▶ [Exercise goal] Collect all lines below with the string "close".

▶ [Provided material]
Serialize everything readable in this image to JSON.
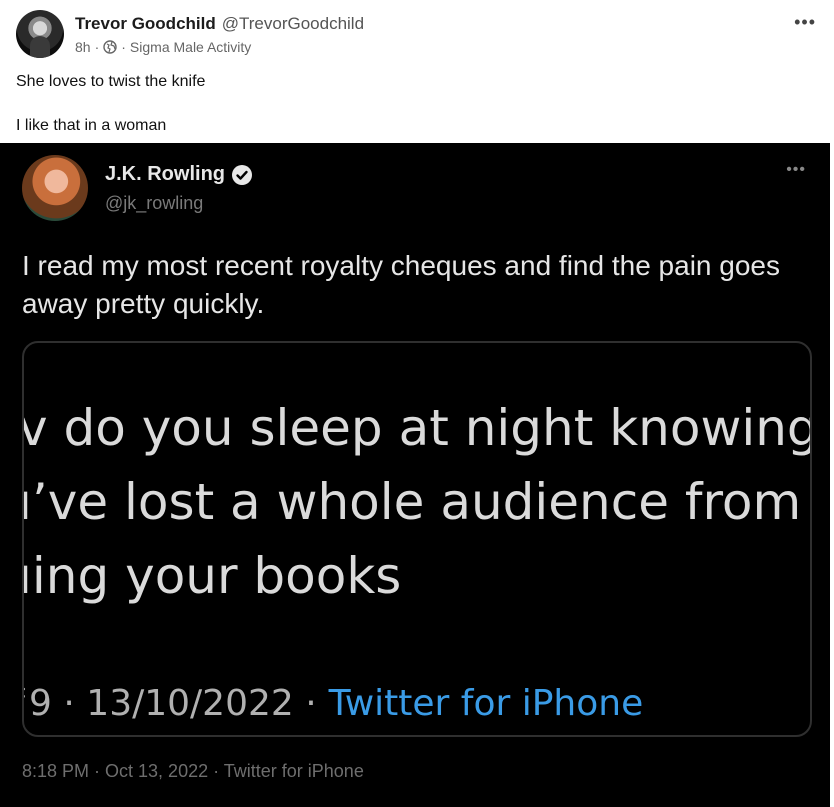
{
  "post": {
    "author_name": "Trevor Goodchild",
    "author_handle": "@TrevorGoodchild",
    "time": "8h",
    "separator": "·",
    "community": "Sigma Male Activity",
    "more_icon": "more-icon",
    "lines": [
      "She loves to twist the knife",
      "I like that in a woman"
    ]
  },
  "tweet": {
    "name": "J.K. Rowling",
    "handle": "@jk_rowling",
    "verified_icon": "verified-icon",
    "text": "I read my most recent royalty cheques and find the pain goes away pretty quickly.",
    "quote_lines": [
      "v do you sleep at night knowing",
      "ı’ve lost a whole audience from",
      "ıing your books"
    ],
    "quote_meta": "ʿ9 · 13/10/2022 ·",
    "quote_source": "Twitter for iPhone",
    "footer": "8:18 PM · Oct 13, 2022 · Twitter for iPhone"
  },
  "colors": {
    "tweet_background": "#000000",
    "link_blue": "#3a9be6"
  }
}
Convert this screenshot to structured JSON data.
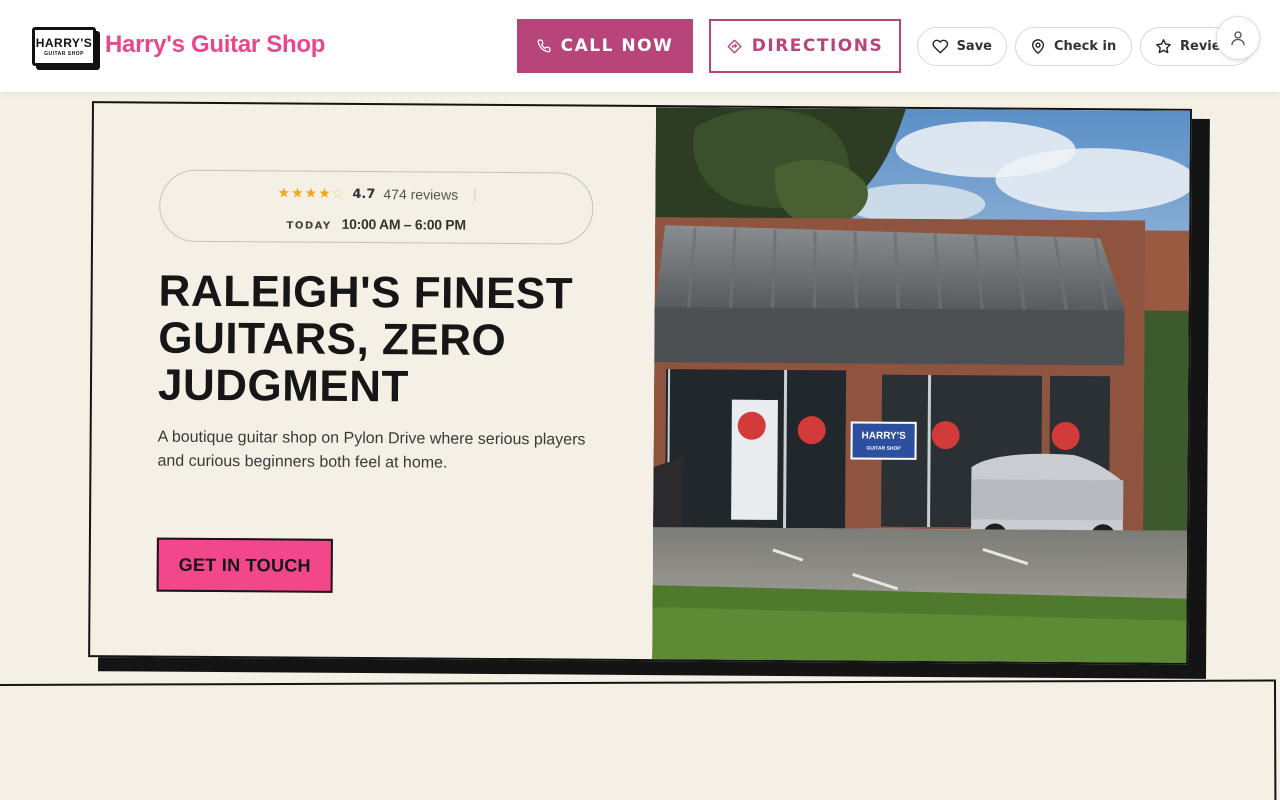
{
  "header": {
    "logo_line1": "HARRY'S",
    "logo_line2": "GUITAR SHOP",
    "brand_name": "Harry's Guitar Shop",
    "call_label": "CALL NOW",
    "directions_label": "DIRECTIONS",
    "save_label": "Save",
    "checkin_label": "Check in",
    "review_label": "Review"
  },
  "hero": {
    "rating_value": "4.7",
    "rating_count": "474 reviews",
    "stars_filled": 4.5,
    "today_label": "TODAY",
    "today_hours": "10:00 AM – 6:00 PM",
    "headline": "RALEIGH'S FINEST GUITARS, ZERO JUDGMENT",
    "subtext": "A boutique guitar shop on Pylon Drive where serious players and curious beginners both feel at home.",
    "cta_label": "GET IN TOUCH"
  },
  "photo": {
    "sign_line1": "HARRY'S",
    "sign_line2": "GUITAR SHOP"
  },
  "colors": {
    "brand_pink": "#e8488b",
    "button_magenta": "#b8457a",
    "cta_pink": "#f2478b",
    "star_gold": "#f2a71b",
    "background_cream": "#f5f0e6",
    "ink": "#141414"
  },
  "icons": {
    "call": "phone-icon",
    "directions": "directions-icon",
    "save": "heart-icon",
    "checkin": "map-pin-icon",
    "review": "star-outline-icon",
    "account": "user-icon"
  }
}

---

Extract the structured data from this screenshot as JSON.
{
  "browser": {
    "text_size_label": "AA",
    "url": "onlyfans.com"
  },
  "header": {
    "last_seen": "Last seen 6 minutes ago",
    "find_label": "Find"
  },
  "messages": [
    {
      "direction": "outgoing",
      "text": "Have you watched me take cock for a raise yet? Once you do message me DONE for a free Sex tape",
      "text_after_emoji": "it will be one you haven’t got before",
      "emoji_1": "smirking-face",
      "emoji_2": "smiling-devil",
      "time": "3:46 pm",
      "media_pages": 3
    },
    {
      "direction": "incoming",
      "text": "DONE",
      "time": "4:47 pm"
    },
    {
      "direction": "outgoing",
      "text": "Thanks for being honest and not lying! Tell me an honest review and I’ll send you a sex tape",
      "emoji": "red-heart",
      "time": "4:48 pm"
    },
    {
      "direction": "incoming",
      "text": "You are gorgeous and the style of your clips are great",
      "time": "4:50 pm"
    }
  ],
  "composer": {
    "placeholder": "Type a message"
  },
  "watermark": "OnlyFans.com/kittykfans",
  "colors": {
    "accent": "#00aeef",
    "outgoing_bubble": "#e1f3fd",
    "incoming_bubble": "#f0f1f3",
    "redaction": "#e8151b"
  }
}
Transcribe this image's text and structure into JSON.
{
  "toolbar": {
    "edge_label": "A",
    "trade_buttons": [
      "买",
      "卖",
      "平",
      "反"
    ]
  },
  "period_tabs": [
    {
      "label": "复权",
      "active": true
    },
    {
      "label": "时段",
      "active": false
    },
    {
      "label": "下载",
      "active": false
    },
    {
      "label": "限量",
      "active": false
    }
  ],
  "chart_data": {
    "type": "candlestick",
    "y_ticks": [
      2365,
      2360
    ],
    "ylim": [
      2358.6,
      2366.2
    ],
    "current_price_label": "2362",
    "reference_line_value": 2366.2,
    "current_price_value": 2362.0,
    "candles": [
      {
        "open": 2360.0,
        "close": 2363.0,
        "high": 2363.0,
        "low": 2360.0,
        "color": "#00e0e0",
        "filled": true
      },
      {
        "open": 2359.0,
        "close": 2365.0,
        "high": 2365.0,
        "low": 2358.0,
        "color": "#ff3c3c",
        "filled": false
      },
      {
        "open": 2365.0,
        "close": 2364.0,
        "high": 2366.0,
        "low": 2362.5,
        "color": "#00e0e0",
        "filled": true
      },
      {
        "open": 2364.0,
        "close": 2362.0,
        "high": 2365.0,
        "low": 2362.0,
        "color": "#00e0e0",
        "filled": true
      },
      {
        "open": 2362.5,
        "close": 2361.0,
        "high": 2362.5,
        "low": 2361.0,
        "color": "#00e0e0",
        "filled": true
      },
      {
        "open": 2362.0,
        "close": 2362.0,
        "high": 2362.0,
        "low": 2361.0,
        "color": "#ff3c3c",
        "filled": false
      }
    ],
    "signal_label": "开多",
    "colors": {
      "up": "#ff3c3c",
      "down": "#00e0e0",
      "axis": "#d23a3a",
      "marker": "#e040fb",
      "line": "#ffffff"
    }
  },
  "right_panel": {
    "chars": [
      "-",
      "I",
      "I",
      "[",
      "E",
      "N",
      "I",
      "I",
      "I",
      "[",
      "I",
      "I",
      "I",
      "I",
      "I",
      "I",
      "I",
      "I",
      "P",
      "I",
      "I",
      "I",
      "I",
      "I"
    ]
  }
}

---

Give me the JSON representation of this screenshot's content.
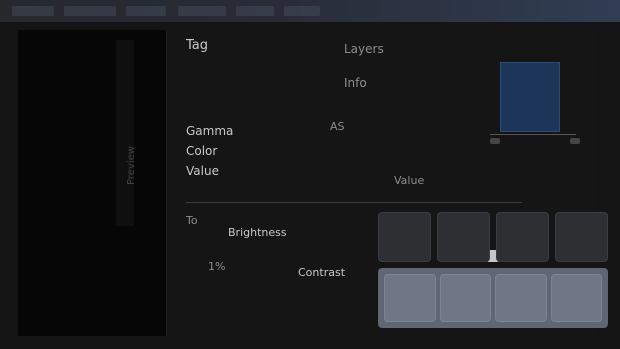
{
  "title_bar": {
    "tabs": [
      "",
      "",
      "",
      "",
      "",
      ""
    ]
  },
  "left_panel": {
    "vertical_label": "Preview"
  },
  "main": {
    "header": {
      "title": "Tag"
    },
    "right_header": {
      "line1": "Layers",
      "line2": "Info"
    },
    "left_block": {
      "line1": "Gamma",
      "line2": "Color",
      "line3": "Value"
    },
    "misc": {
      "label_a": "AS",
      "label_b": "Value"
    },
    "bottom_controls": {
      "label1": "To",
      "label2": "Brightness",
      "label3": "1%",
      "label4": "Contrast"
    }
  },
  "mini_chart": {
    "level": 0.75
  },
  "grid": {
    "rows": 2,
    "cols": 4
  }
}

▶ [Output for this task]
        "close": 2363.0,
        "close": 2365.0,
        "close": 2364.0,
        "close": 2362.0,
        "close": 2361.0,
        "close": 2362.0,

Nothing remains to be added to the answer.